Items listed in a dataset:
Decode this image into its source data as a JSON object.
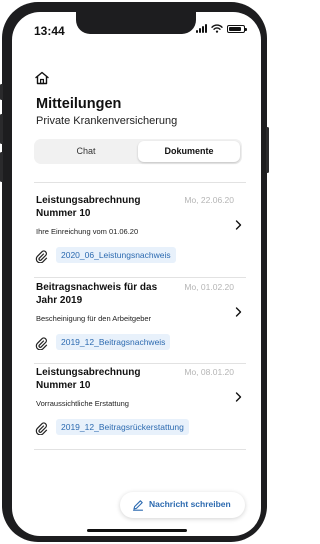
{
  "status_bar": {
    "time": "13:44"
  },
  "header": {
    "title": "Mitteilungen",
    "subtitle": "Private Krankenversicherung"
  },
  "tabs": [
    {
      "label": "Chat",
      "selected": false
    },
    {
      "label": "Dokumente",
      "selected": true
    }
  ],
  "documents": [
    {
      "title": "Leistungsabrechnung Nummer 10",
      "date": "Mo, 22.06.20",
      "description": "Ihre Einreichung vom 01.06.20",
      "attachment": "2020_06_Leistungsnachweis"
    },
    {
      "title": "Beitragsnachweis für das Jahr 2019",
      "date": "Mo, 01.02.20",
      "description": "Bescheinigung für den Arbeitgeber",
      "attachment": "2019_12_Beitragsnachweis"
    },
    {
      "title": "Leistungsabrechnung Nummer 10",
      "date": "Mo, 08.01.20",
      "description": "Vorraussichtliche Erstattung",
      "attachment": "2019_12_Beitragsrückerstattung"
    }
  ],
  "compose_button": {
    "label": "Nachricht schreiben"
  },
  "icons": {
    "home": "home-icon",
    "paperclip": "paperclip-icon",
    "chevron": "chevron-right-icon",
    "pencil": "pencil-icon"
  },
  "colors": {
    "accent": "#2c6ab0",
    "attachment_bg": "#e8f1fb",
    "date": "#b5b5b5",
    "frame": "#1d1d1f"
  }
}
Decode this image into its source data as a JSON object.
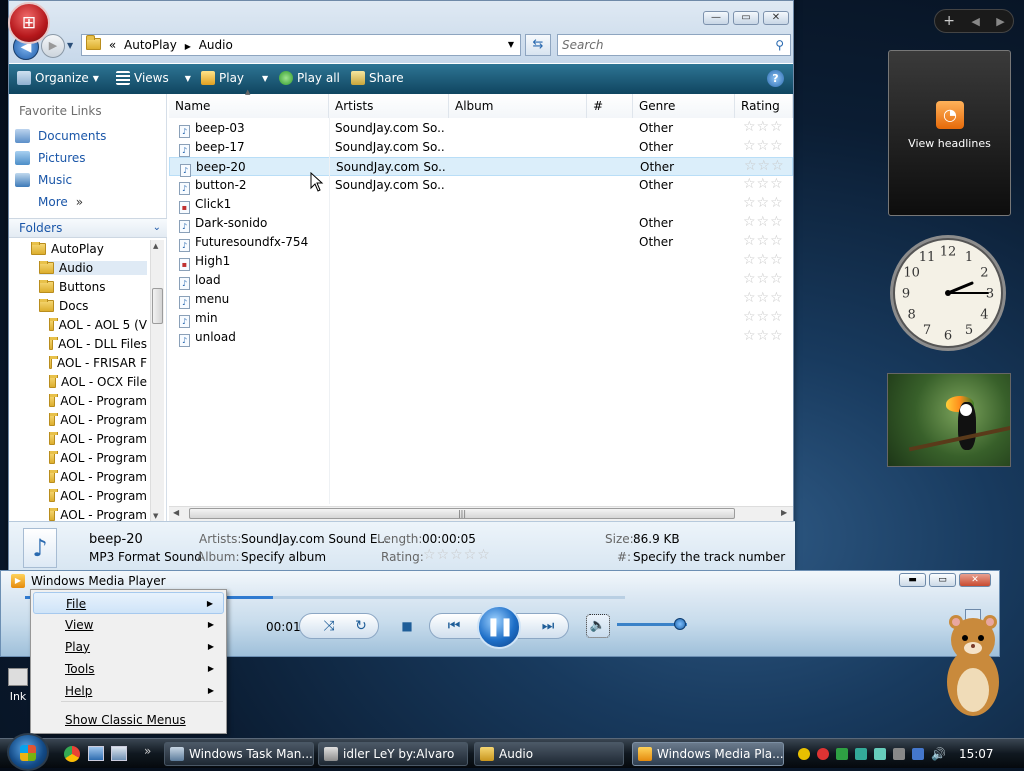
{
  "explorer": {
    "breadcrumb": {
      "sep": "«",
      "parts": [
        "AutoPlay",
        "Audio"
      ]
    },
    "search_placeholder": "Search",
    "toolbar": {
      "organize": "Organize",
      "views": "Views",
      "play": "Play",
      "play_all": "Play all",
      "share": "Share"
    },
    "favorites": {
      "title": "Favorite Links",
      "items": [
        "Documents",
        "Pictures",
        "Music"
      ],
      "more": "More"
    },
    "folders_header": "Folders",
    "tree": [
      "AutoPlay",
      "Audio",
      "Buttons",
      "Docs",
      "AOL - AOL 5 (V",
      "AOL - DLL Files",
      "AOL - FRISAR F",
      "AOL - OCX File",
      "AOL - Program",
      "AOL - Program",
      "AOL - Program",
      "AOL - Program",
      "AOL - Program",
      "AOL - Program",
      "AOL - Program"
    ],
    "columns": [
      "Name",
      "Artists",
      "Album",
      "#",
      "Genre",
      "Rating"
    ],
    "rows": [
      {
        "name": "beep-03",
        "artist": "SoundJay.com So...",
        "genre": "Other"
      },
      {
        "name": "beep-17",
        "artist": "SoundJay.com So...",
        "genre": "Other"
      },
      {
        "name": "beep-20",
        "artist": "SoundJay.com So...",
        "genre": "Other"
      },
      {
        "name": "button-2",
        "artist": "SoundJay.com So...",
        "genre": "Other"
      },
      {
        "name": "Click1",
        "artist": "",
        "genre": ""
      },
      {
        "name": "Dark-sonido",
        "artist": "",
        "genre": "Other"
      },
      {
        "name": "Futuresoundfx-754",
        "artist": "",
        "genre": "Other"
      },
      {
        "name": "High1",
        "artist": "",
        "genre": ""
      },
      {
        "name": "load",
        "artist": "",
        "genre": ""
      },
      {
        "name": "menu",
        "artist": "",
        "genre": ""
      },
      {
        "name": "min",
        "artist": "",
        "genre": ""
      },
      {
        "name": "unload",
        "artist": "",
        "genre": ""
      }
    ],
    "selected_row": 2,
    "details": {
      "name": "beep-20",
      "type": "MP3 Format Sound",
      "artists_label": "Artists:",
      "artists": "SoundJay.com Sound E...",
      "album_label": "Album:",
      "album": "Specify album",
      "length_label": "Length:",
      "length": "00:00:05",
      "rating_label": "Rating:",
      "size_label": "Size:",
      "size": "86.9 KB",
      "track_label": "#:",
      "track": "Specify the track number"
    }
  },
  "gadgets": {
    "rss_label": "View headlines",
    "clock": {
      "hour": 2,
      "minute": 15
    }
  },
  "wmp": {
    "title": "Windows Media Player",
    "time": "00:01",
    "menu": [
      {
        "label": "File",
        "sub": true
      },
      {
        "label": "View",
        "sub": true
      },
      {
        "label": "Play",
        "sub": true
      },
      {
        "label": "Tools",
        "sub": true
      },
      {
        "label": "Help",
        "sub": true
      },
      {
        "label": "Show Classic Menus",
        "sub": false
      }
    ]
  },
  "desktop": {
    "icon_label": "Ink"
  },
  "taskbar": {
    "tasks": [
      "Windows Task Man...",
      "idler LeY by:Alvaro",
      "Audio",
      "Windows Media Pla..."
    ],
    "clock": "15:07"
  }
}
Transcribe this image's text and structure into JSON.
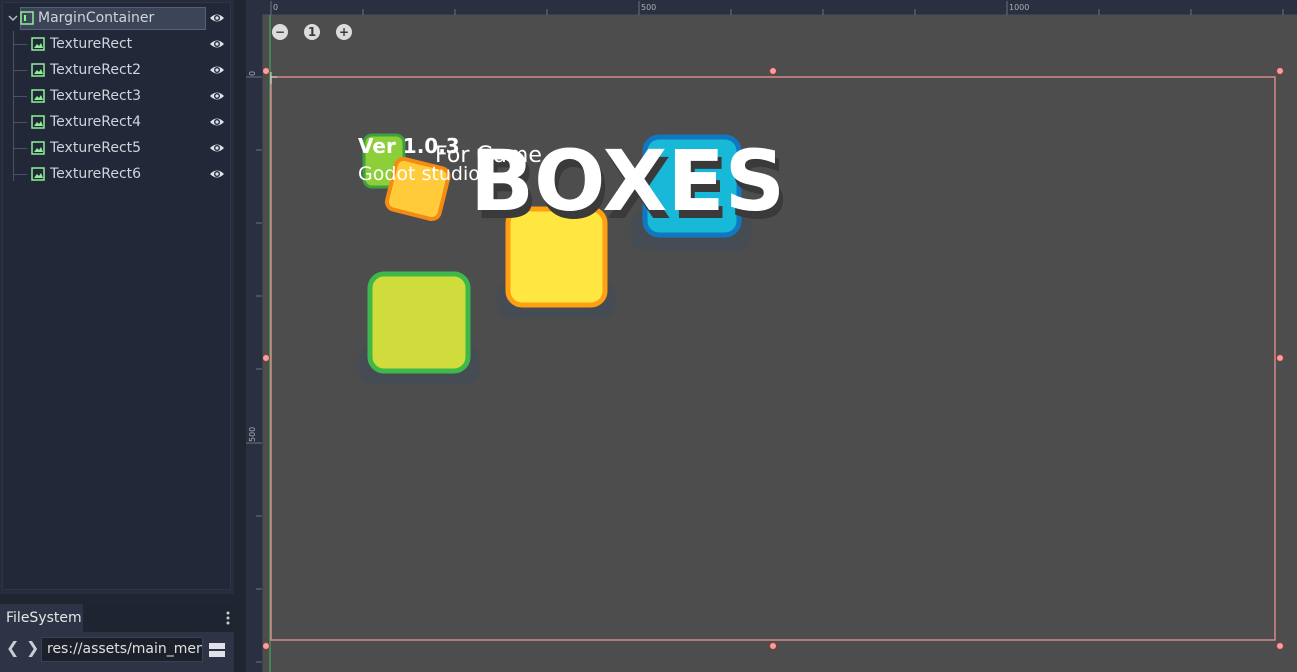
{
  "scene_tree": {
    "root": {
      "label": "MarginContainer",
      "icon": "margin-container-icon",
      "visible": true,
      "expanded": true
    },
    "children": [
      {
        "label": "TextureRect",
        "icon": "texture-rect-icon",
        "visible": true
      },
      {
        "label": "TextureRect2",
        "icon": "texture-rect-icon",
        "visible": true
      },
      {
        "label": "TextureRect3",
        "icon": "texture-rect-icon",
        "visible": true
      },
      {
        "label": "TextureRect4",
        "icon": "texture-rect-icon",
        "visible": true
      },
      {
        "label": "TextureRect5",
        "icon": "texture-rect-icon",
        "visible": true
      },
      {
        "label": "TextureRect6",
        "icon": "texture-rect-icon",
        "visible": true
      }
    ]
  },
  "filesystem": {
    "tab_label": "FileSystem",
    "path": "res://assets/main_men",
    "back_glyph": "❮",
    "forward_glyph": "❯"
  },
  "viewport": {
    "zoom_out_glyph": "−",
    "zoom_reset_label": "1",
    "zoom_in_glyph": "+",
    "ruler_top_labels": [
      "0",
      "500",
      "1000"
    ],
    "ruler_left_labels": [
      "0",
      "500"
    ],
    "canvas_text": {
      "version": "Ver 1.0.3",
      "studio": "Godot studios",
      "overlap_text": "For Game",
      "logo": "BOXES"
    },
    "colors": {
      "selection_border": "#d48a8a",
      "handle": "#f0a0a0",
      "logo_white": "#ffffff",
      "box_green": "#cfdc3c",
      "box_yellow": "#ffe640",
      "box_blue": "#18b8d8"
    }
  }
}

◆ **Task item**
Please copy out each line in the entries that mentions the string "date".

◆ **Result**
      "date": "Mo, 22.06.20",
      "date": "Mo, 01.02.20",
      "date": "Mo, 08.01.20",
    "date": "#b5b5b5",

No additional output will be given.